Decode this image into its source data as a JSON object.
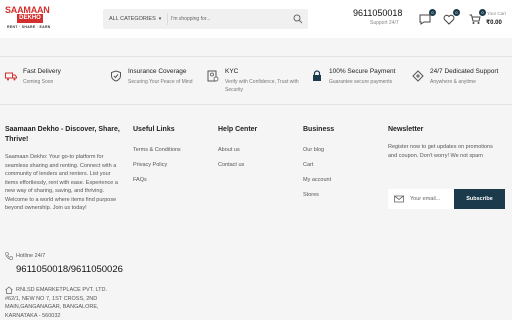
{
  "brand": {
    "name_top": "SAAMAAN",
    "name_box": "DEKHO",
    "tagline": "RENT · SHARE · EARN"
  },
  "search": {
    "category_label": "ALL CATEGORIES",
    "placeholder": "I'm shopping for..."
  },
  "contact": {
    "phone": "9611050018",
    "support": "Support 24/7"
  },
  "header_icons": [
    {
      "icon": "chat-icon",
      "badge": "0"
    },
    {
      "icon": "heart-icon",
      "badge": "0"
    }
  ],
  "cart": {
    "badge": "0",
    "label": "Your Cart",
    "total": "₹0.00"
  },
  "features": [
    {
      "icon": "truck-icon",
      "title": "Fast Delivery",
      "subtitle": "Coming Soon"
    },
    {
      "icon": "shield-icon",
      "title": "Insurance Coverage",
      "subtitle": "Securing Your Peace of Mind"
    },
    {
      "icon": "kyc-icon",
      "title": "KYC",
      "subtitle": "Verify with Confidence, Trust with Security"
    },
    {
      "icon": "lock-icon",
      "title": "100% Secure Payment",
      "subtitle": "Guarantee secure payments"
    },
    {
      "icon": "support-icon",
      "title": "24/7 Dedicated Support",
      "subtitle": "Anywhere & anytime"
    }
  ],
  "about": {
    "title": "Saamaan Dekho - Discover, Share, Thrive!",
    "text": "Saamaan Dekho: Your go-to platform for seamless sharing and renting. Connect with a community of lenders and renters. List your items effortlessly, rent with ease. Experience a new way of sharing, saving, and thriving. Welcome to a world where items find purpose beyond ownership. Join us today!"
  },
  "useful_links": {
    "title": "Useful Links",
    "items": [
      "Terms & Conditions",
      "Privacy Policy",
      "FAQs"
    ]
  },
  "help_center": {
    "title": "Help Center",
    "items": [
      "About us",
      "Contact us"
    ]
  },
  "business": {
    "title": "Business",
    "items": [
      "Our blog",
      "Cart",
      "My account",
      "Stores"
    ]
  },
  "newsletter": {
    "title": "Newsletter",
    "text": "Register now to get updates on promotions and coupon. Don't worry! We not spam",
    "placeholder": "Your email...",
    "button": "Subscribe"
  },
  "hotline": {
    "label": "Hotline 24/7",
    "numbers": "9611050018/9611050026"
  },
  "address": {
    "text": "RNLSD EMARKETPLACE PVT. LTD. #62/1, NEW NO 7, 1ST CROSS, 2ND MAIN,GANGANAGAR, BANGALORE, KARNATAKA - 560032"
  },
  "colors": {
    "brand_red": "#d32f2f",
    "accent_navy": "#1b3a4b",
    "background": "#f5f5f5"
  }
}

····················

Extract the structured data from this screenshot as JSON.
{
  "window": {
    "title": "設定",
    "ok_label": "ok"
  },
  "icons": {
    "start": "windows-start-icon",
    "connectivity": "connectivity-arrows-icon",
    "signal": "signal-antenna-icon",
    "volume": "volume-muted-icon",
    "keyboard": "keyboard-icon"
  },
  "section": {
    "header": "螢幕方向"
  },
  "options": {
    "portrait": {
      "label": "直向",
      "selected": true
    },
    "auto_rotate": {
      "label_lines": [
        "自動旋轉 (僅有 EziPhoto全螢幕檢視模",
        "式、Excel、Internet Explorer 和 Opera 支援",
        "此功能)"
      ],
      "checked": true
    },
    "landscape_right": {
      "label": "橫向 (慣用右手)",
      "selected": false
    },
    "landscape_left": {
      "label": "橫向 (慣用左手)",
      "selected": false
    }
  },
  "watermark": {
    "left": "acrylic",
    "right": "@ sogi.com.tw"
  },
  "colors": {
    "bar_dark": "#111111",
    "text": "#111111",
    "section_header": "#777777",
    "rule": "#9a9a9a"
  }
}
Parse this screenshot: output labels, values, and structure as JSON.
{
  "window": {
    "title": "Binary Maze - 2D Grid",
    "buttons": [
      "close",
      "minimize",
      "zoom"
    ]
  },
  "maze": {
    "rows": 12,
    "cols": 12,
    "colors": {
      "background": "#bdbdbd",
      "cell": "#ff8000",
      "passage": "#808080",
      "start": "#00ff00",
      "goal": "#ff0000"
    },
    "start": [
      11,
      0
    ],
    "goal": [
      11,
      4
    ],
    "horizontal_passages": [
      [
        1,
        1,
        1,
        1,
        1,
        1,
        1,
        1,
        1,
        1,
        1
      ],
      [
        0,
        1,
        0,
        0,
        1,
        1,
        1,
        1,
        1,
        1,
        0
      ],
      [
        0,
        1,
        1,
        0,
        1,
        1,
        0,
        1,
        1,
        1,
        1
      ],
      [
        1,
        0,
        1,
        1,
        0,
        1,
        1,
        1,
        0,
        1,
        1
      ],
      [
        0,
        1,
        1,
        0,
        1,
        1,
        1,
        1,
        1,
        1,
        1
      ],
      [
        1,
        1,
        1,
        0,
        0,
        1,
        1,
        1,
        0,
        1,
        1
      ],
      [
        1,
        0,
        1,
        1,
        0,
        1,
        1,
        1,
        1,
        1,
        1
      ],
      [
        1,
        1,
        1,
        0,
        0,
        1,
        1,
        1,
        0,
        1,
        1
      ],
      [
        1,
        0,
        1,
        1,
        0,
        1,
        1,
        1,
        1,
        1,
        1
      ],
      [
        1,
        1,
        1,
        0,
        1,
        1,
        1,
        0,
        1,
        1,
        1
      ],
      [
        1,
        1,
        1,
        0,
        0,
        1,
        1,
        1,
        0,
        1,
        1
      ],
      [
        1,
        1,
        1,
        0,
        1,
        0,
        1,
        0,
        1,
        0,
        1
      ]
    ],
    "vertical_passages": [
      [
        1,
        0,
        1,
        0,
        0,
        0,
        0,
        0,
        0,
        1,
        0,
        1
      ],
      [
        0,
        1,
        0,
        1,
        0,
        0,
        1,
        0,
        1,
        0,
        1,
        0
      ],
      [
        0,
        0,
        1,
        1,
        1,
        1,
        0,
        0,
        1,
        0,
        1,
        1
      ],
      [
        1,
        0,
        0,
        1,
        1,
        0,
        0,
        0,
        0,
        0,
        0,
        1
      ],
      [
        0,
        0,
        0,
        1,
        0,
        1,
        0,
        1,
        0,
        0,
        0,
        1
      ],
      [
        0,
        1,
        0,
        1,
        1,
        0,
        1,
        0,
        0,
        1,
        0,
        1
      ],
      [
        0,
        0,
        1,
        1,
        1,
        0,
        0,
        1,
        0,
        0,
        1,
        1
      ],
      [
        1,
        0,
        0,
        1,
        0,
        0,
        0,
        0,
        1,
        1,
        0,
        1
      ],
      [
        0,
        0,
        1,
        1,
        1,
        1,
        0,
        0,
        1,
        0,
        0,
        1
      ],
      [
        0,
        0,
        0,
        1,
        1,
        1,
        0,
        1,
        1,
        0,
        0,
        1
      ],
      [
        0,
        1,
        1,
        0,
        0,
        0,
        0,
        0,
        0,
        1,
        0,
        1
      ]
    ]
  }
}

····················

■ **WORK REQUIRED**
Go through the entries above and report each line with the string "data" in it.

■ **EXERCISE RESPONSE**
Decode this image into its source data as a JSON object.
Extract the structured data from this screenshot as JSON.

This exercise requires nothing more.